“Produce red part,” calls Kim Mäder from the IT department. She works in the Innovation Lab in the IT department of the Fischer Group, which includes the world-famous fastening systems. In front of her is a model approximately 1 m wide and 1 m long, consisting of the usual Fischertechnik building blocks.
Hardly pronounced, the miniature factory sets itself in motion: A red building block — the product to be manufactured — is taken from the shelf in the warehouse, where various raw materials are stored. The goods are transported directly to the production line with a suction pad. There, the red building block passes through various production steps: Turning, milling, punching — one after the other is processed. Finally, the finished product is delivered to the high-bay warehouse and is ready for collection. “Our focus is on the simulation and demonstration of digitally networked applications in a real production environment,” says Guido Schubert. For two years he has been in charge of the newly founded ‘Industry’ sales division at Fischertechnik.

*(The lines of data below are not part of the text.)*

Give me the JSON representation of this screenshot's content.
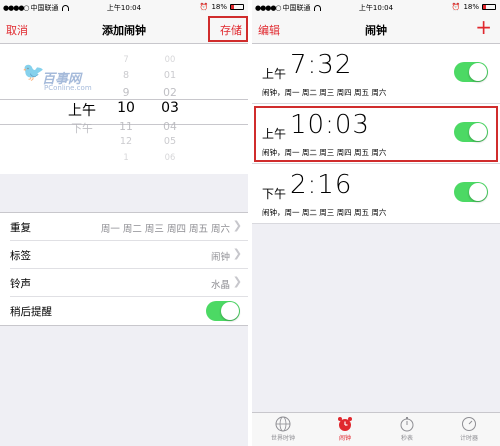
{
  "status": {
    "carrier": "中国联通",
    "time": "上午10:04",
    "battery": "18%"
  },
  "add_alarm": {
    "nav": {
      "cancel": "取消",
      "title": "添加闹钟",
      "save": "存储"
    },
    "watermark": {
      "text": "百事网",
      "sub": "PConline.com"
    },
    "picker": {
      "ampm": [
        "上午",
        "下午"
      ],
      "hours": [
        "7",
        "8",
        "9",
        "10",
        "11",
        "12",
        "1"
      ],
      "minutes": [
        "00",
        "01",
        "02",
        "03",
        "04",
        "05",
        "06"
      ],
      "selected": {
        "ampm": "上午",
        "hour": "10",
        "minute": "03"
      }
    },
    "settings": [
      {
        "label": "重复",
        "value": "周一 周二 周三 周四 周五 周六"
      },
      {
        "label": "标签",
        "value": "闹钟"
      },
      {
        "label": "铃声",
        "value": "水晶"
      },
      {
        "label": "稍后提醒",
        "toggle": true
      }
    ]
  },
  "alarms": {
    "nav": {
      "edit": "编辑",
      "title": "闹钟",
      "add": "+"
    },
    "items": [
      {
        "ampm": "上午",
        "time": "7:32",
        "sub": "闹钟，周一 周二 周三 周四 周五 周六",
        "on": true
      },
      {
        "ampm": "上午",
        "time": "10:03",
        "sub": "闹钟，周一 周二 周三 周四 周五 周六",
        "on": true
      },
      {
        "ampm": "下午",
        "time": "2:16",
        "sub": "闹钟，周一 周二 周三 周四 周五 周六",
        "on": true
      }
    ],
    "tabs": [
      {
        "label": "世界时钟",
        "icon": "globe-icon",
        "active": false
      },
      {
        "label": "闹钟",
        "icon": "alarm-clock-icon",
        "active": true
      },
      {
        "label": "秒表",
        "icon": "stopwatch-icon",
        "active": false
      },
      {
        "label": "计时器",
        "icon": "timer-icon",
        "active": false
      }
    ]
  },
  "colors": {
    "accent": "#e0282e",
    "toggle_on": "#4cd964",
    "highlight": "#d02c2c"
  }
}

Voice-controlled production is one of the future scenarios currently being tested in the Fischer Innovation Lab. The IT department there is responsible for five company divisions — Fischertechnik is one of them.
Another scenario is the online ordering process, with which the complete processing of an order is replicated in batch size 1. Individual production is already being implemented in some sectors and is now gaining in importance in traditional mass production companies.
This is how it works at Fischer: A shopping situation is simulated on a dashboard, as almost everyone knows it from private use. The desired product is configured and placed in the shopping basket.
With the order, a transparent production process is set in motion. The buyer can follow the current status of the production of the desired product online and, of course, when it will be available. The individual production data are read out by sensors and actuators and transmitted via a cloud.
Displaying predictive maintenance intervals
But also maintenance and control of a production can be imitated with the small factory. With the data obtained, production processes become transparent and can also be monitored remotely. Have all production steps been carried out correctly?
The sensors in miniature production transmit the corresponding data. Do maintenance measures or even repairs have to be carried out? The respective information can be sent via a cloud to the smartphone of the responsible machine operator.
With intelligent data processing, predictive maintenance intervals can also be mapped. “It would also be possible to install a noise sensor that alerts a technician if the system makes unusual noises,” adds Kim Mäder, who, together with her team, is developing many ideas for further forward-looking projects while experimenting with the system. For example, the simulation of future logistics solutions is being considered — including intralogistics, for example. The commercial use of the generated data and connection to ERP systems, a software solution for controlling business processes, could also be simulated with the system.
Simulation provides impetus for actual implementation
“Here it becomes clear what is possible in the future and where it is worthwhile to continue investing. The simulation makes it clearer and more comprehensible what will be implemented first in reality,” reports Guido Schubert.
The industrial 4.0 factory in desktop format is used in companies such as SAP or IBM as well as at numerous universities, vocational schools and training companies.
Sandra Roth is a member of the corporate communications department of Fischerwerke GmbH & Co. KG in 72178 Waldachtal, Tel. (0 74 43) 12-62 51, firstname.lastname@example.org, www.fischer.de